Sports scientists agree that cardio-boxing is one of the best forms of exercise because it conditions the total body and provides a complete workout for your cardiovascular and endurance systems.
The major benefits of cardio-boxing include:
- Increased Stamina
- Increased Strength
- Increased Speed
- Increased Coordination
Cardio-boxing also promotes a person’s well being by strengthening their self-discipline and combined with strength training it’s well and truly the total package for self-defense and fitness and usually consists of:
- Adjusted heart rate work
- Actual boxing techniques
The usual workout consists of the age-adjusted heart rate work starting with 10 minutes for beginners and leading up to 20 minutes for the more advanced. For the second part of the workout, you’ll need to perform and practice 20 minutes of actual boxing techniques.
The best way to measure the effects of an exercise program on your body is to check your pulse.
The easiest way to check the pulse is to place your index and middle fingers on your carotid artery or the wrist. Immediately after the exercise, count your pulse for 15 seconds and multiply by 4.
You can also check your pulse during the exercise but with safety as a first priority. To get a more precise reading of your pulse rate, purchase an electronic device from any sports store.
Now you have your exercising pulse rate or heartbeats per minute. We’ll be concentrating at the upper end of your pulse region: the 50% – 70% ranges.
To figure this out, deduct your age from 220. Suppose your age is 40, deduct this from 220 and you get 180.
50% of 180 is 90 beats a minute,
60% of 180 is 108 beats a minute,
70% of 180 is 126 beats a minute and so on.
Don’t jump into 70% work straight away. Start with 50% and slowly work your way up to the 70% upper limit.
Start with no more than 10 minutes, and work up to 20 minutes. Once you’re comfortable with working out for 20 minutes at 70% then try to increase the heart rate up to 80%.
Mix up your cardio activities in the gym. Use the treadmill, skipping, rower, climber, and bike and other equipment that might be available to you.
Body Posture Technique For Your Cardio-boxing
The boxing stance is the posture a boxer takes before and after every action. This depends on whether you’re left or right-handed. Here, we’ll be dealing with the most common; right-handed. For left-handed people, reverse the instructions.

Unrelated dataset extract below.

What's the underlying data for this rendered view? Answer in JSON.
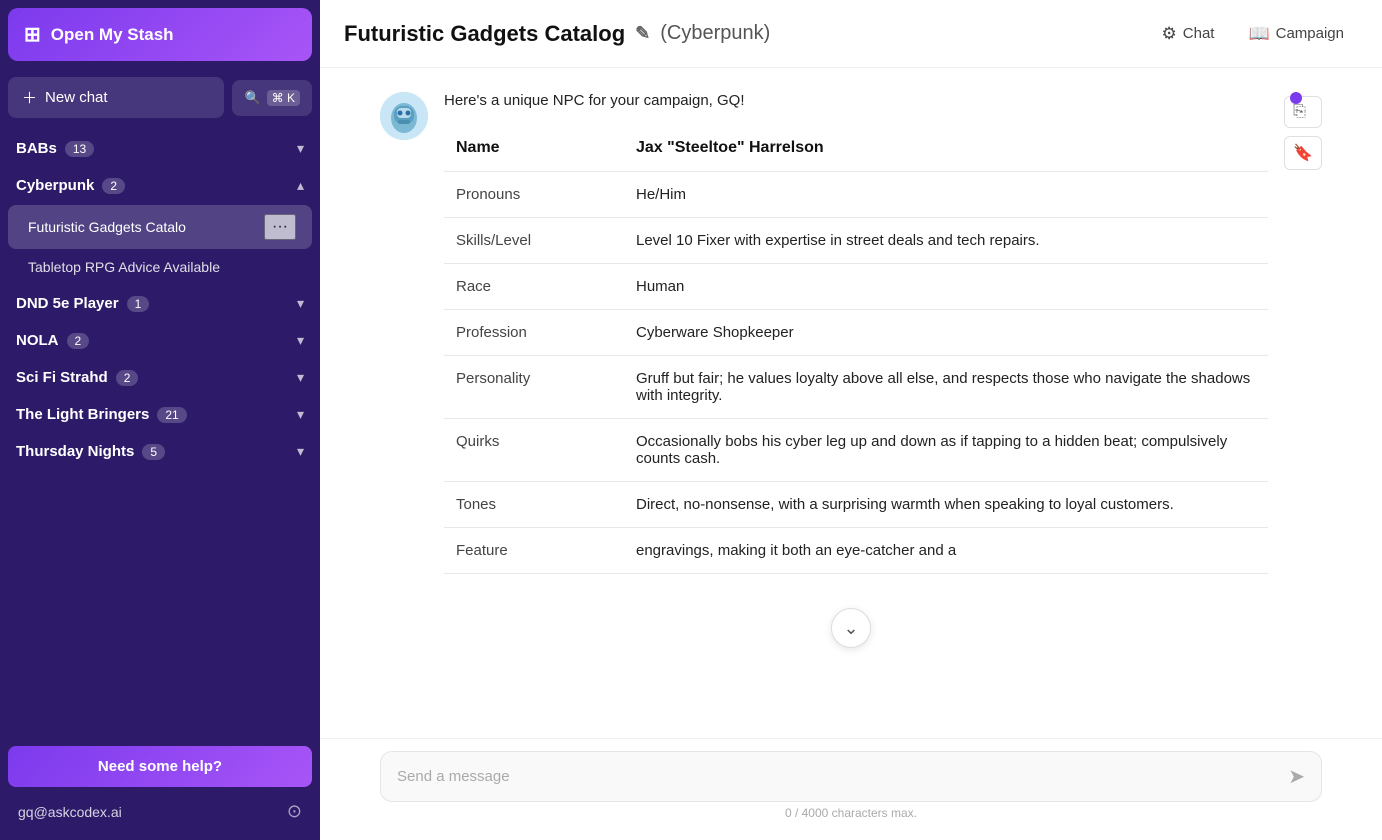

Stand with your feet shoulder-width apart, with your left foot in front of your right foot. Your right heel should be up a little with your left foot flat on the floor and toes pointing ahead.
Bend your knees a little and balance your weight.
Place your elbows close to your body with your left fist held at head height. In that position, correspond to your left foot.
The right fist should be at head height also and guarding the chin. You should do this with both elbows protecting your body and both fists protecting your chin.
This is your defensive and offensive position after throwing punches. So please practice this before going any further. When you move forward in this boxing stance, the left foot moves forward first, and then the right follows.
When you move back, the right moves back, and then the left follows. When you move sideward to the right, the right foot moves first followed by the left. When you move sideward to the left, the left foot moves first followed by the right.
Practice this moving forward, back and sideward in the boxer’s stance. Do this until your moves are smooth and quick. Remember to keep your guard up and elbows tucked to your sides.
Keep your head at eye level with your upper body leaning forward. In boxing, it’s important that you throw punches quickly. And then bought back quickly to assume a defensive posture.
Turn your punches into knockouts
A left jab has many uses, you can use it for both offensive and defensive actions. From the set stance, with your left arm, you must push quickly and with force forward. The weight should shift to the front foot. The fist moves in a straight line and straight back again for defense.
At the moment of impact, the back of the hand and the lower arm are in a straight line. Keep the right fist in the defensive position and elbow tucked into the body during the movement.
The straight right is also known as the punching hand and you can throw it with considerable force. The arm moves straight forward from the chin. Then the bodyweight shifts to the front foot.
The back of the hand is straight and pointing up at the moment of impact. The arm is then immediately pulled back for protection after the hit.
The left hook to the head and body is an effective punch for closer range work. From the set stance turn your left shoulder fast and move your elbow up to shoulder height. The fist moves in a circular motion to the target, with the elbow bent.
Rotate your hip and body whilst pressing your front left down to keep your back of your fist pointing up. In a straight line with the lower arm. The left hook to the body is like the above but increases the rotation of the body
The right uppercut is also carried out at the close range. Drop the lower part of your punching arm until the lower and upper arm is at right angles to each other. The back of your hand should be pointing away from you, now thrust your arm forward and upward to your target.
Shift your body weight to your front leg and rotate your hip and shoulder on the same side. Remember to keep your left fist guarding your chin during the entire movement. Now practice all your punches until they are well done. Fast and Smooth.
To develop speed and endurance. Try to punch straight right, left jab, and right uppercut combinations into the heavy bag. The duration of the exercise period is the same as the rest period.
i.e. 10 seconds exercise, 10 seconds rest, 20 seconds exercise, 20 seconds rest, and so on. Move up higher as your condition improves.